Exercise objective. Run through the records and show each line that includes the string "Book".

Page and application data records:
+ + + + + + +

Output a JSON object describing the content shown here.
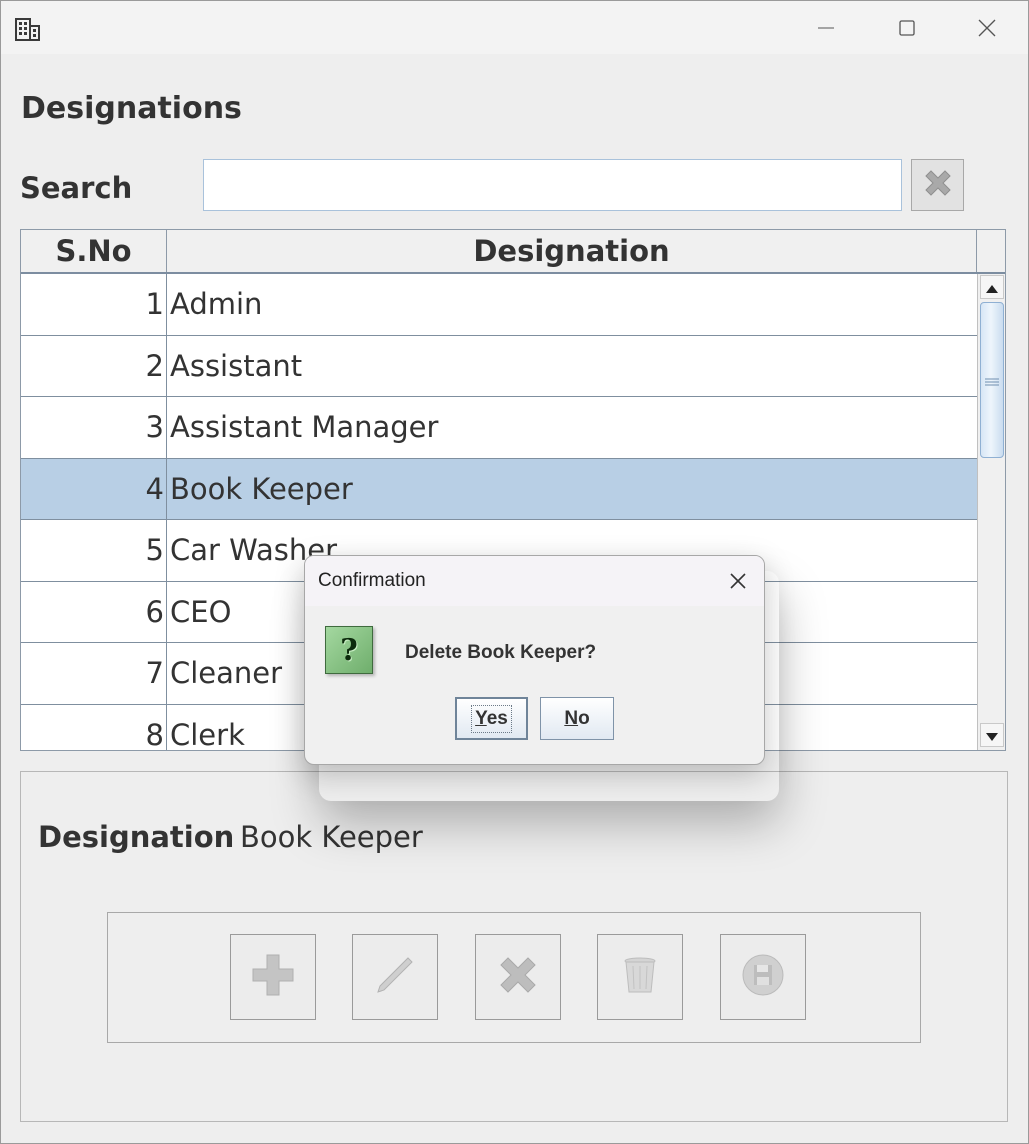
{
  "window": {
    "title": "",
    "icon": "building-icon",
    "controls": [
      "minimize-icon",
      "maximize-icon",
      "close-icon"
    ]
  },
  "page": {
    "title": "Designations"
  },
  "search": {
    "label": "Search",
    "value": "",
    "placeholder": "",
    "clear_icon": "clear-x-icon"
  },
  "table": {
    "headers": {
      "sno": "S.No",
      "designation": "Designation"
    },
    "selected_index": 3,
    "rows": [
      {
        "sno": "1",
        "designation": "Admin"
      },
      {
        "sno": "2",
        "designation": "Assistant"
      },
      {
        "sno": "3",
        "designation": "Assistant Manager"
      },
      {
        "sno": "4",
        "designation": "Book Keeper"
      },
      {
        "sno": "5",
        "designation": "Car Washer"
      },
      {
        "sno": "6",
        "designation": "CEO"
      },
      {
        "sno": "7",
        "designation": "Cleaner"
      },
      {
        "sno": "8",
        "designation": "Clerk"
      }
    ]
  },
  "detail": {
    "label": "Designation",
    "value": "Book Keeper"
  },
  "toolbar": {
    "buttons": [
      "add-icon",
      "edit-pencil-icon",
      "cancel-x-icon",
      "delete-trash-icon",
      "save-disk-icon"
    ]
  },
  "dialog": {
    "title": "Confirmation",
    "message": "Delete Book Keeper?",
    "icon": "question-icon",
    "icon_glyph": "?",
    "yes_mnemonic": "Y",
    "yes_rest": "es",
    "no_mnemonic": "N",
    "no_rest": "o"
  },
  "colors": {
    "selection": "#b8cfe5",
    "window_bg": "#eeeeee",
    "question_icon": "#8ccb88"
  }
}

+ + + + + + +

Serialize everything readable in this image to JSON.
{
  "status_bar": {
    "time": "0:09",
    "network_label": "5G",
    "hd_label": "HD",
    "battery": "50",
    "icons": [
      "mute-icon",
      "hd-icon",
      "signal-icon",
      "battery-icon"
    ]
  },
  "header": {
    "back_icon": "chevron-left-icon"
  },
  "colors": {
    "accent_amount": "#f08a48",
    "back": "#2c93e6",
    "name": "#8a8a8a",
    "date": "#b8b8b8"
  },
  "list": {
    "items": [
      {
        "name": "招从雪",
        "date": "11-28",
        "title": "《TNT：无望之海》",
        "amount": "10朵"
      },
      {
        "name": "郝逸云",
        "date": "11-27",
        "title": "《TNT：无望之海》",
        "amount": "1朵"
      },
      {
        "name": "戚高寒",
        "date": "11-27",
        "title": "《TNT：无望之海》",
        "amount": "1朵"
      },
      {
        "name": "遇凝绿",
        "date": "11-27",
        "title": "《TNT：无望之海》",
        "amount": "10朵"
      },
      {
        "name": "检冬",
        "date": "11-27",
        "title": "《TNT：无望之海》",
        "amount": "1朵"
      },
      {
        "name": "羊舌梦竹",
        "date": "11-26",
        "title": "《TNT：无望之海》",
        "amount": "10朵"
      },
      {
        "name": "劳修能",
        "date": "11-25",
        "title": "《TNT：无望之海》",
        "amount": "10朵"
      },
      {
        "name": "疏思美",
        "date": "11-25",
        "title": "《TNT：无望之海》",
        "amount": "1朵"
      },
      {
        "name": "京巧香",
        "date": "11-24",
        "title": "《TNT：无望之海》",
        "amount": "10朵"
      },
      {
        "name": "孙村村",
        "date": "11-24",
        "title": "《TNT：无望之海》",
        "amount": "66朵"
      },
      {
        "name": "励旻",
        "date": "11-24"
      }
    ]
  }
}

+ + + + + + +

Exercise response.
        "designation": "Book Keeper"
    "value": "Book Keeper"
    "message": "Delete Book Keeper?",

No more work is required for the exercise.